Task instructions
Quote the data below in full, please, without altering anything.

**** Materials provided

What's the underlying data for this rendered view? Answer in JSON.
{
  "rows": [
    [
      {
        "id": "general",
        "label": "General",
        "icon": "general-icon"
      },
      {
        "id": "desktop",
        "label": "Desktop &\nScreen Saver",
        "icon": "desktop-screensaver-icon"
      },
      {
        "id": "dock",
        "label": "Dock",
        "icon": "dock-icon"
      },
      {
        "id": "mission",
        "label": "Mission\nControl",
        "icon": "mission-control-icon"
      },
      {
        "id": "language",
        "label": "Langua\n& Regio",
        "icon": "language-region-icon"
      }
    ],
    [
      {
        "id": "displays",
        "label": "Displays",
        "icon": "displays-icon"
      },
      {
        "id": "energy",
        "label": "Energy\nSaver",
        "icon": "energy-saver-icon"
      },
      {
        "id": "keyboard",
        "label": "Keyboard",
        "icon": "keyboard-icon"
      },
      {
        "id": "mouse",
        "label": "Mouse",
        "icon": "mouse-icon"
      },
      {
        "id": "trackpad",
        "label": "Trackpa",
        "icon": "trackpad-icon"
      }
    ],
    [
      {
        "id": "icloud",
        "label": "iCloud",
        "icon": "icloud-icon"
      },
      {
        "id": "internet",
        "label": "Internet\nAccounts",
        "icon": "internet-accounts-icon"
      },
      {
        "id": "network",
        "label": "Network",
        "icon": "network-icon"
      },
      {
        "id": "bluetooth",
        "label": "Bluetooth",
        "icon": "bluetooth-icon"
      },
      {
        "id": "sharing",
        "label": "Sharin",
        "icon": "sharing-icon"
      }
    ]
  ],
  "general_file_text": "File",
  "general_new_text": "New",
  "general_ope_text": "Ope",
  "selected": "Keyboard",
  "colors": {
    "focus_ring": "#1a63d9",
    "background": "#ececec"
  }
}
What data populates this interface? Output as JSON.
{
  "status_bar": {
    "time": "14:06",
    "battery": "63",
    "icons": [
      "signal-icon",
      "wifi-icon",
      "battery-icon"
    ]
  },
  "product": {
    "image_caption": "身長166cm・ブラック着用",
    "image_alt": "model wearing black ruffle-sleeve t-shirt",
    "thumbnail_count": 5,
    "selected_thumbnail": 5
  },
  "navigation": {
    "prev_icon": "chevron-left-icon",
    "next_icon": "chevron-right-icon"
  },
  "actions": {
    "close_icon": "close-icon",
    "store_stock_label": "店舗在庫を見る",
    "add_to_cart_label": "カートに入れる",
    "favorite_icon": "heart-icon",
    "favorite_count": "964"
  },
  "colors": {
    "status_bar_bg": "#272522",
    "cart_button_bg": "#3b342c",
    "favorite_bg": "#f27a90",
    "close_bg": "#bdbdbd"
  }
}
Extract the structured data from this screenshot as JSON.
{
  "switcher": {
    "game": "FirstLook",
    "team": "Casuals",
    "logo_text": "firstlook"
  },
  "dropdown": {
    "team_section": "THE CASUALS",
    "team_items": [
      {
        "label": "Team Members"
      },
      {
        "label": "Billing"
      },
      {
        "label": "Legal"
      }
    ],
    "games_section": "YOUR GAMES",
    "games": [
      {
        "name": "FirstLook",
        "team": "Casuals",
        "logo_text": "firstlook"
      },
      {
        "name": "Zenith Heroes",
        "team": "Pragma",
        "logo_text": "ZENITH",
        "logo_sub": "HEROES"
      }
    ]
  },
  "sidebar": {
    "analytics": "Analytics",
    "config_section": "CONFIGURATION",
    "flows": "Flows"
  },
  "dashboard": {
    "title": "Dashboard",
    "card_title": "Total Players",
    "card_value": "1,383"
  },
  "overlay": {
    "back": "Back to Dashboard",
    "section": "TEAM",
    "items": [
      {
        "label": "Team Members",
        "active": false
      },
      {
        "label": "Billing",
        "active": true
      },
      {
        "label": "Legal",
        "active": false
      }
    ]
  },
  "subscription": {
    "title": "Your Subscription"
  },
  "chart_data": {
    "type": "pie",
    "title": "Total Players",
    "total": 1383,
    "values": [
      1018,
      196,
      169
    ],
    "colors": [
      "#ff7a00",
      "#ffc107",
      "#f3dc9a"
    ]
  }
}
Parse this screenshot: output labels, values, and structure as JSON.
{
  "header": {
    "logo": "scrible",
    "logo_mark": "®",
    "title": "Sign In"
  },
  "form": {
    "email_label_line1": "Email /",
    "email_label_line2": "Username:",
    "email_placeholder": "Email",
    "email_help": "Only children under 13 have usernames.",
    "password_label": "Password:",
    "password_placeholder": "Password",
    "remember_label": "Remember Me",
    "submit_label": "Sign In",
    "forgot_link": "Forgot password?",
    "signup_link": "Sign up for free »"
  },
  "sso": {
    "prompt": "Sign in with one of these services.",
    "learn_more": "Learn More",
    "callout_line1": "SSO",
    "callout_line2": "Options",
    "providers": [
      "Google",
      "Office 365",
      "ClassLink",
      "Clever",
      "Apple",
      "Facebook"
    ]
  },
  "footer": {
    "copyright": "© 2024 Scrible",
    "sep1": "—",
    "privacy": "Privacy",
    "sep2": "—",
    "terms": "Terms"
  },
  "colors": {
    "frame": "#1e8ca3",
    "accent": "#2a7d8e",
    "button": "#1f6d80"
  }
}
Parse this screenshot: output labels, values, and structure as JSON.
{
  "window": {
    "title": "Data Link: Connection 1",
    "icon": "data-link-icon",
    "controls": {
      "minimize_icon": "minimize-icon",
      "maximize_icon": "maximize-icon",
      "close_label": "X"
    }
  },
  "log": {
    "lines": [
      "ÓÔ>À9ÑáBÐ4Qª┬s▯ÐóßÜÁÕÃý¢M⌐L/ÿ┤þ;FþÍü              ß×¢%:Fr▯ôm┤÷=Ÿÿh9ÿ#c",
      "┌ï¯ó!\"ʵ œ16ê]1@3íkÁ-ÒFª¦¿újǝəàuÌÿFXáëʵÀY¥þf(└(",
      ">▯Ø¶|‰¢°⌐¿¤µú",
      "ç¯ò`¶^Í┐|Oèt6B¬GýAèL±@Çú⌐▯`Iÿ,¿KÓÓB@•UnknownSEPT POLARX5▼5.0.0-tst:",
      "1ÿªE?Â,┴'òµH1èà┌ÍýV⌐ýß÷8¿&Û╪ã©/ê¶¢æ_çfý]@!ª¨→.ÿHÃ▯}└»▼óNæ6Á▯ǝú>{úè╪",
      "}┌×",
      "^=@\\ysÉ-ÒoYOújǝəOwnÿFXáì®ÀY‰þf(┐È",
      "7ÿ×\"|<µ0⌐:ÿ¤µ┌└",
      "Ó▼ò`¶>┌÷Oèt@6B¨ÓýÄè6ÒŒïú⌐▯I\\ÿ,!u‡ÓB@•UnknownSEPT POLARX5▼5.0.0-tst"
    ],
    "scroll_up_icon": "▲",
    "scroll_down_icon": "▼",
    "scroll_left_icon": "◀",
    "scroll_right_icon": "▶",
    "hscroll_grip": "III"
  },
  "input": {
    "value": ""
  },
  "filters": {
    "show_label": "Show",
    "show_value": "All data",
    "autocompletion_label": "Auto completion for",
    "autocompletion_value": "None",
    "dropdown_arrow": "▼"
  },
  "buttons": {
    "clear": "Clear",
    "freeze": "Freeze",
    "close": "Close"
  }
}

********

Problem solution
What's the underlying data for this rendered view? Answer in JSON.
{
  "rows": [
    [
      {
        "id": "general",
        "label": "General",
        "icon": "general-icon"
      },
      {
        "id": "desktop",
        "label": "Desktop &\nScreen Saver",
        "icon": "desktop-screensaver-icon"
      },
      {
        "id": "dock",
        "label": "Dock",
        "icon": "dock-icon"
      },
      {
        "id": "mission",
        "label": "Mission\nControl",
        "icon": "mission-control-icon"
      },
      {
        "id": "language",
        "label": "Langua\n& Regio",
        "icon": "language-region-icon"
      }
    ],
    [
      {
        "id": "displays",
        "label": "Displays",
        "icon": "displays-icon"
      },
      {
        "id": "energy",
        "label": "Energy\nSaver",
        "icon": "energy-saver-icon"
      },
      {
        "id": "keyboard",
        "label": "Keyboard",
        "icon": "keyboard-icon"
      },
      {
        "id": "mouse",
        "label": "Mouse",
        "icon": "mouse-icon"
      },
      {
        "id": "trackpad",
        "label": "Trackpa",
        "icon": "trackpad-icon"
      }
    ],
    [
      {
        "id": "icloud",
        "label": "iCloud",
        "icon": "icloud-icon"
      },
      {
        "id": "internet",
        "label": "Internet\nAccounts",
        "icon": "internet-accounts-icon"
      },
      {
        "id": "network",
        "label": "Network",
        "icon": "network-icon"
      },
      {
        "id": "bluetooth",
        "label": "Bluetooth",
        "icon": "bluetooth-icon"
      },
      {
        "id": "sharing",
        "label": "Sharin",
        "icon": "sharing-icon"
      }
    ]
  ],
  "general_file_text": "File",
  "general_new_text": "New",
  "general_ope_text": "Ope",
  "selected": "Keyboard",
  "colors": {
    "focus_ring": "#1a63d9",
    "background": "#ececec"
  }
}
What data populates this interface? Output as JSON.
{
  "status_bar": {
    "time": "14:06",
    "battery": "63",
    "icons": [
      "signal-icon",
      "wifi-icon",
      "battery-icon"
    ]
  },
  "product": {
    "image_caption": "身長166cm・ブラック着用",
    "image_alt": "model wearing black ruffle-sleeve t-shirt",
    "thumbnail_count": 5,
    "selected_thumbnail": 5
  },
  "navigation": {
    "prev_icon": "chevron-left-icon",
    "next_icon": "chevron-right-icon"
  },
  "actions": {
    "close_icon": "close-icon",
    "store_stock_label": "店舗在庫を見る",
    "add_to_cart_label": "カートに入れる",
    "favorite_icon": "heart-icon",
    "favorite_count": "964"
  },
  "colors": {
    "status_bar_bg": "#272522",
    "cart_button_bg": "#3b342c",
    "favorite_bg": "#f27a90",
    "close_bg": "#bdbdbd"
  }
}
Extract the structured data from this screenshot as JSON.
{
  "switcher": {
    "game": "FirstLook",
    "team": "Casuals",
    "logo_text": "firstlook"
  },
  "dropdown": {
    "team_section": "THE CASUALS",
    "team_items": [
      {
        "label": "Team Members"
      },
      {
        "label": "Billing"
      },
      {
        "label": "Legal"
      }
    ],
    "games_section": "YOUR GAMES",
    "games": [
      {
        "name": "FirstLook",
        "team": "Casuals",
        "logo_text": "firstlook"
      },
      {
        "name": "Zenith Heroes",
        "team": "Pragma",
        "logo_text": "ZENITH",
        "logo_sub": "HEROES"
      }
    ]
  },
  "sidebar": {
    "analytics": "Analytics",
    "config_section": "CONFIGURATION",
    "flows": "Flows"
  },
  "dashboard": {
    "title": "Dashboard",
    "card_title": "Total Players",
    "card_value": "1,383"
  },
  "overlay": {
    "back": "Back to Dashboard",
    "section": "TEAM",
    "items": [
      {
        "label": "Team Members",
        "active": false
      },
      {
        "label": "Billing",
        "active": true
      },
      {
        "label": "Legal",
        "active": false
      }
    ]
  },
  "subscription": {
    "title": "Your Subscription"
  },
  "chart_data": {
    "type": "pie",
    "title": "Total Players",
    "total": 1383,
    "values": [
      1018,
      196,
      169
    ],
    "colors": [
      "#ff7a00",
      "#ffc107",
      "#f3dc9a"
    ]
  }
}
Parse this screenshot: output labels, values, and structure as JSON.
{
  "header": {
    "logo": "scrible",
    "logo_mark": "®",
    "title": "Sign In"
  },
  "form": {
    "email_label_line1": "Email /",
    "email_label_line2": "Username:",
    "email_placeholder": "Email",
    "email_help": "Only children under 13 have usernames.",
    "password_label": "Password:",
    "password_placeholder": "Password",
    "remember_label": "Remember Me",
    "submit_label": "Sign In",
    "forgot_link": "Forgot password?",
    "signup_link": "Sign up for free »"
  },
  "sso": {
    "prompt": "Sign in with one of these services.",
    "learn_more": "Learn More",
    "callout_line1": "SSO",
    "callout_line2": "Options",
    "providers": [
      "Google",
      "Office 365",
      "ClassLink",
      "Clever",
      "Apple",
      "Facebook"
    ]
  },
  "footer": {
    "copyright": "© 2024 Scrible",
    "sep1": "—",
    "privacy": "Privacy",
    "sep2": "—",
    "terms": "Terms"
  },
  "colors": {
    "frame": "#1e8ca3",
    "accent": "#2a7d8e",
    "button": "#1f6d80"
  }
}
Parse this screenshot: output labels, values, and structure as JSON.
{
  "window": {
    "title": "Data Link: Connection 1",
    "icon": "data-link-icon",
    "controls": {
      "minimize_icon": "minimize-icon",
      "maximize_icon": "maximize-icon",
      "close_label": "X"
    }
  },
  "log": {
    "lines": [
      "ÓÔ>À9ÑáBÐ4Qª┬s▯ÐóßÜÁÕÃý¢M⌐L/ÿ┤þ;FþÍü              ß×¢%:Fr▯ôm┤÷=Ÿÿh9ÿ#c",
      "┌ï¯ó!\"ʵ œ16ê]1@3íkÁ-ÒFª¦¿újǝəàuÌÿFXáëʵÀY¥þf(└(",
      ">▯Ø¶|‰¢°⌐¿¤µú",
      "ç¯ò`¶^Í┐|Oèt6B¬GýAèL±@Çú⌐▯`Iÿ,¿KÓÓB@•UnknownSEPT POLARX5▼5.0.0-tst:",
      "1ÿªE?Â,┴'òµH1èà┌ÍýV⌐ýß÷8¿&Û╪ã©/ê¶¢æ_çfý]@!ª¨→.ÿHÃ▯}└»▼óNæ6Á▯ǝú>{úè╪",
      "}┌×",
      "^=@\\ysÉ-ÒoYOújǝəOwnÿFXáì®ÀY‰þf(┐È",
      "7ÿ×\"|<µ0⌐:ÿ¤µ┌└",
      "Ó▼ò`¶>┌÷Oèt@6B¨ÓýÄè6ÒŒïú⌐▯I\\ÿ,!u‡ÓB@•UnknownSEPT POLARX5▼5.0.0-tst"
    ],
    "scroll_up_icon": "▲",
    "scroll_down_icon": "▼",
    "scroll_left_icon": "◀",
    "scroll_right_icon": "▶",
    "hscroll_grip": "III"
  },
  "input": {
    "value": ""
  },
  "filters": {
    "show_label": "Show",
    "show_value": "All data",
    "autocompletion_label": "Auto completion for",
    "autocompletion_value": "None",
    "dropdown_arrow": "▼"
  },
  "buttons": {
    "clear": "Clear",
    "freeze": "Freeze",
    "close": "Close"
  }
}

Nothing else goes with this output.